After a special executive council meeting, Chief Executive Donald Tsang on Monday announced that the government has accepted the Democratic Party's proposal. "This once again demonstrated our resolve and commitment to promoting democratic development in Hong Kong," he said.
The proposal complies with the Basic Law and the NPCSC decision of December 2007. It will also help forge community consensus towards universal suffrage, Tsang said.
The government's original electoral reform package was only a few votes short of the requisite two-thirds (40 votes) to get adopted, he said. But the government has not given up and continues to communicate with various political parties and to secure people's support through various channels.
"I am very happy that we have made a major breakthrough," Tsang said.
When asked why the central government accepts a proposal it once rejected, he said the DP initially insisted that all three of its demands be met. It later focused on the latest proposal by setting aside other issues, while continuing to pursue dual universal suffrage and the abolition of the functional constituency.

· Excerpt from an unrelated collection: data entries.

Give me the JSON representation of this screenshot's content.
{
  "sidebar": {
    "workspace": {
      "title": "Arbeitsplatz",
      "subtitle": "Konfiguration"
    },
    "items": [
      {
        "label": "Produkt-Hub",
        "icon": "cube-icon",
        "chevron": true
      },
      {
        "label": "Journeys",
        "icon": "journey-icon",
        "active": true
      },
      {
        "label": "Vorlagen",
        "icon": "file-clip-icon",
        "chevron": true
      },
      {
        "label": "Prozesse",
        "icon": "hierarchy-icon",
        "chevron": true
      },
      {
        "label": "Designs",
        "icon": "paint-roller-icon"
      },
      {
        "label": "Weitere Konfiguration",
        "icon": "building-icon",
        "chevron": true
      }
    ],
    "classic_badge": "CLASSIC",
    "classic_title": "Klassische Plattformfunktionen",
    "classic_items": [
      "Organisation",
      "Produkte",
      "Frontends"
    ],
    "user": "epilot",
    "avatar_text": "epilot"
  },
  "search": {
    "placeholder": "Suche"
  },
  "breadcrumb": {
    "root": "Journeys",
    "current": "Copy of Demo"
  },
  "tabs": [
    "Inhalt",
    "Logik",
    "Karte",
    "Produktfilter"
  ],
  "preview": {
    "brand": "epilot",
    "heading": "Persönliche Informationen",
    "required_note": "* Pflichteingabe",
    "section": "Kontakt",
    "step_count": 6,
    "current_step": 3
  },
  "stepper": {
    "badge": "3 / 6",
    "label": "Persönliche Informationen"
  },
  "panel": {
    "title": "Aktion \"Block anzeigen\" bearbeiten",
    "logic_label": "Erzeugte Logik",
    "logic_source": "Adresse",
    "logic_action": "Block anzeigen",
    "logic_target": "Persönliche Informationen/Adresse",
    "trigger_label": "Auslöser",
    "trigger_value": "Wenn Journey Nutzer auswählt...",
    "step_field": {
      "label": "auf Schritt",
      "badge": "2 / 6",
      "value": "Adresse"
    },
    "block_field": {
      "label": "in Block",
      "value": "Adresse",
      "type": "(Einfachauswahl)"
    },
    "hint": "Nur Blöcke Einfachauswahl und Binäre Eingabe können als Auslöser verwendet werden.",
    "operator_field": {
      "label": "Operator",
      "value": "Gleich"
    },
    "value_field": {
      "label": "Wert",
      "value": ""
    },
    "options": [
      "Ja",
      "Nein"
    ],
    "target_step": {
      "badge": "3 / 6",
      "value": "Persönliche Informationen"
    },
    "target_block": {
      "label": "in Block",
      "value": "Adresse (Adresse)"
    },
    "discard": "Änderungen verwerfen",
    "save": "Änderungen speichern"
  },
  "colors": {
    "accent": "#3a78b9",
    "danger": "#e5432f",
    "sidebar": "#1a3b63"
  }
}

As to the nomination threshold, he said it would not be higher than 20 so that the election will be fair, competitive and all political parties can participate.
Secretary for Justice Wong Yan-lung said the NPCSC decisions stated that the ratio of geographical and functional constituency LegCo members in 2012 will remain 50-50.
Talking about the revised package, a candidate must be an elected district council member and he/she can only run in the election after securing nominations by district council elected members.
In addition, candidates will be elected by those who have no voting right in other functional constituencies by one-man-one-vote.
"The new district council functional constituency election is not a direct election," said Wong.
"The candidates are limited to elected district council members nominated by elected district council members. It is also because not all the 3.43 million registered voters in the geographical constituency electorate are entitled to vote, meaning that the electorate is about 3.2 million after excluding the 230,000 functional constituency electorate," he explained.
The existing functional constituency seat for the district council constituency will continue to be returned among the elected members of district councils.